The 2 Trillion Reasons Why Fed Tightening Isn't So Scary

Stubborn inflation means more interest-rate increases are coming from the Federal Reserve and that sounds like great news for banks. They’ve already been reporting booming net interest income: At JPMorgan Chase & Co., it was up 28% in 2022 and for Bank of America Corp., 22%.

But there are downsides to the Fed’s tighter monetary policy too, and those have bank executives and many investors fretting: The reversal of its bond-buying program and the shrinking of the central bank’s balance sheet, which will suck money out of the financial system and put pressure on markets and banks’ funding.

The Fed flooded the economy with cash through quantitative easing during the Covid-19 pandemic. Some investors believe that drove up the value of risky assets, although the relationship is far from exact. The Fed created trillions of dollars of central bank reserves, which it used to buy bonds via banks, creating trillions in deposits. Total US bank deposits grew by $5 trillion between the end of 2019 and the April 2022 peak. Keith Horowitz, banking analyst at Citigroup Inc., estimates about $4 trillion of that was created by the Fed’s policies.

Now, QE is going into reverse – becoming quantitative tightening – and banks are worried their deposit base will shrink. As the Fed lets its bond holdings run down – currently to the tune of $95 billion per month – central bank reserves will be pulled from the banking system and to some degree deposits will disappear.

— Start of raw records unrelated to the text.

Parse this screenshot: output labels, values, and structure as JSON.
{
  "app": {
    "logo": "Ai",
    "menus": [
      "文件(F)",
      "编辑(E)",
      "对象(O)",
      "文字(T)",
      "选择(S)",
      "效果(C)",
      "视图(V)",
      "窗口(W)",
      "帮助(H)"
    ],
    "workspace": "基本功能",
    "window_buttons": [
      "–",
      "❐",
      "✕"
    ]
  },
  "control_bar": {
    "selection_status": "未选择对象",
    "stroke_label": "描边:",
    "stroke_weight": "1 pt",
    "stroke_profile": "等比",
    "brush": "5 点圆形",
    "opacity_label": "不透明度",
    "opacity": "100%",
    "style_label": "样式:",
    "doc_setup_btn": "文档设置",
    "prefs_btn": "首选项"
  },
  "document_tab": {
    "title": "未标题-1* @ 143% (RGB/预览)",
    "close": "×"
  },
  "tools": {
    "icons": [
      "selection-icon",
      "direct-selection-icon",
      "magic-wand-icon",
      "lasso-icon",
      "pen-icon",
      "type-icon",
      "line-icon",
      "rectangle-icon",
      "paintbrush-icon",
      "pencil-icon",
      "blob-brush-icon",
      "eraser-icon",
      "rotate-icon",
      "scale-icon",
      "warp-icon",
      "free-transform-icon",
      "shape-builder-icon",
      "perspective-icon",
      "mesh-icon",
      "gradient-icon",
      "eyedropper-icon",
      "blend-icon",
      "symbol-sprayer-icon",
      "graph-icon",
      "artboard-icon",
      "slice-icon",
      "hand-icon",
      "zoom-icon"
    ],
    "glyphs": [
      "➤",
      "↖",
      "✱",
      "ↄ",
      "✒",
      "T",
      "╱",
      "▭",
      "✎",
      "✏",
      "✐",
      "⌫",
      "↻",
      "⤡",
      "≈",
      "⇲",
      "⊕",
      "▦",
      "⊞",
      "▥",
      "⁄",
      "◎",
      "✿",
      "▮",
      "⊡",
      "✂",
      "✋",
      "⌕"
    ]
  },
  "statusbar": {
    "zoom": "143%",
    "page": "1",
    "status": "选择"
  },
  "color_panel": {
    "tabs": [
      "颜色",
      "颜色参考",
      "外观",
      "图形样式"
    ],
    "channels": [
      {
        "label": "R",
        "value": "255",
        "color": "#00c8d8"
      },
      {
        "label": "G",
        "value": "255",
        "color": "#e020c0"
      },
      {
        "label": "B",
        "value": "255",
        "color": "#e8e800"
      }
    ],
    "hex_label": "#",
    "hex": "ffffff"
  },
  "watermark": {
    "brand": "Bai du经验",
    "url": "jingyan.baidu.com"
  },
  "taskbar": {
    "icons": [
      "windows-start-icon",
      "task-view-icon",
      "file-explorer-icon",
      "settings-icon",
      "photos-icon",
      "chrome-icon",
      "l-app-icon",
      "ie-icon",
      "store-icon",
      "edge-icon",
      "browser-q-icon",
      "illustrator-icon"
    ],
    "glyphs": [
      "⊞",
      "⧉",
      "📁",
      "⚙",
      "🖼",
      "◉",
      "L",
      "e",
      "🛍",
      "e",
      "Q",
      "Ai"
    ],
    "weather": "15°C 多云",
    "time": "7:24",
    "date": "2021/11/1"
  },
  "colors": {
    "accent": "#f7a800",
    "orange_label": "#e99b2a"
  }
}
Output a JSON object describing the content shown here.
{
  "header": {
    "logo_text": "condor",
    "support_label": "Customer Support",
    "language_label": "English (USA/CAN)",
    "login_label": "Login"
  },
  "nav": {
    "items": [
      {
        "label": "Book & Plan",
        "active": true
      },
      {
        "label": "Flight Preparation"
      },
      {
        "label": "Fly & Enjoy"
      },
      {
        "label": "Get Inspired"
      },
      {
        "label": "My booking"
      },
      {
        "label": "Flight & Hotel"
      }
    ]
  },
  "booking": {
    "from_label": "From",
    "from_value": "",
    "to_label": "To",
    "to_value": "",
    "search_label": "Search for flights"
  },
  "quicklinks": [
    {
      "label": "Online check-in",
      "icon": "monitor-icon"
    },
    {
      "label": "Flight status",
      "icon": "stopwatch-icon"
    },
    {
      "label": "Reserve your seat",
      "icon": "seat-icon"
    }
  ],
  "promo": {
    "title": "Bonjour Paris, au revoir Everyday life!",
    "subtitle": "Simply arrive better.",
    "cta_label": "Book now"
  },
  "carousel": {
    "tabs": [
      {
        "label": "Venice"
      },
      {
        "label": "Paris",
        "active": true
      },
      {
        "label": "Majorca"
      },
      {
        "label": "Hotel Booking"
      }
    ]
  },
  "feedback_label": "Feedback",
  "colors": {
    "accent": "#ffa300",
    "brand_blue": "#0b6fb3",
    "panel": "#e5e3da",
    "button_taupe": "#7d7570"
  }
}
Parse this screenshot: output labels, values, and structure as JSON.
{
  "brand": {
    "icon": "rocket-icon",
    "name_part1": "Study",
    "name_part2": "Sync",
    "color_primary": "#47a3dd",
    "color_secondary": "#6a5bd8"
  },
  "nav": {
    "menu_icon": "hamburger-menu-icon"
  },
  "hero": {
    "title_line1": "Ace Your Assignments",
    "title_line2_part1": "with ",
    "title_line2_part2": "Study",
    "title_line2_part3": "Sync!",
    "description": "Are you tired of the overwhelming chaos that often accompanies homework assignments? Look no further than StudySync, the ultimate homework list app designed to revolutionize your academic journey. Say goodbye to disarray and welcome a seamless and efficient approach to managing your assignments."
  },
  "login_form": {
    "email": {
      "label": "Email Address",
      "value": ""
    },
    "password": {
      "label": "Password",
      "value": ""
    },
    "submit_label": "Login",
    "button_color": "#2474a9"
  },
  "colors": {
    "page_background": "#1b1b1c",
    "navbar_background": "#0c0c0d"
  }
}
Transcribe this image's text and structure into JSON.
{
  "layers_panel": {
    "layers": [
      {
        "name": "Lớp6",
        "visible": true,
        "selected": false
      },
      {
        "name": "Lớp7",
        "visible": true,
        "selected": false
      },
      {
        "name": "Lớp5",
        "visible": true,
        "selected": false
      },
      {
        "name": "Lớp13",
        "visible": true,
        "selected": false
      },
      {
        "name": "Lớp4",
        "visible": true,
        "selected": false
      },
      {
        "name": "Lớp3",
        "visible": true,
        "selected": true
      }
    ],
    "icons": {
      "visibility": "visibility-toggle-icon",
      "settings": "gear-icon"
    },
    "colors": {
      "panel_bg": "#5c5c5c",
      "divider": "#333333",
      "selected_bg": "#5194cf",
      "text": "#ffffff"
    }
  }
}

And for investors who think the growth in reserves drove stock markets higher, the promise of shrinking reserves is giving them the jitters. The Fed has already shrunk its balance sheet by $480 billion in the past eight months, coinciding with a rough ride for financial assets of all kinds. Total bank deposits have shrunk by a similar amount, but their holdings of reserves have fallen by even more.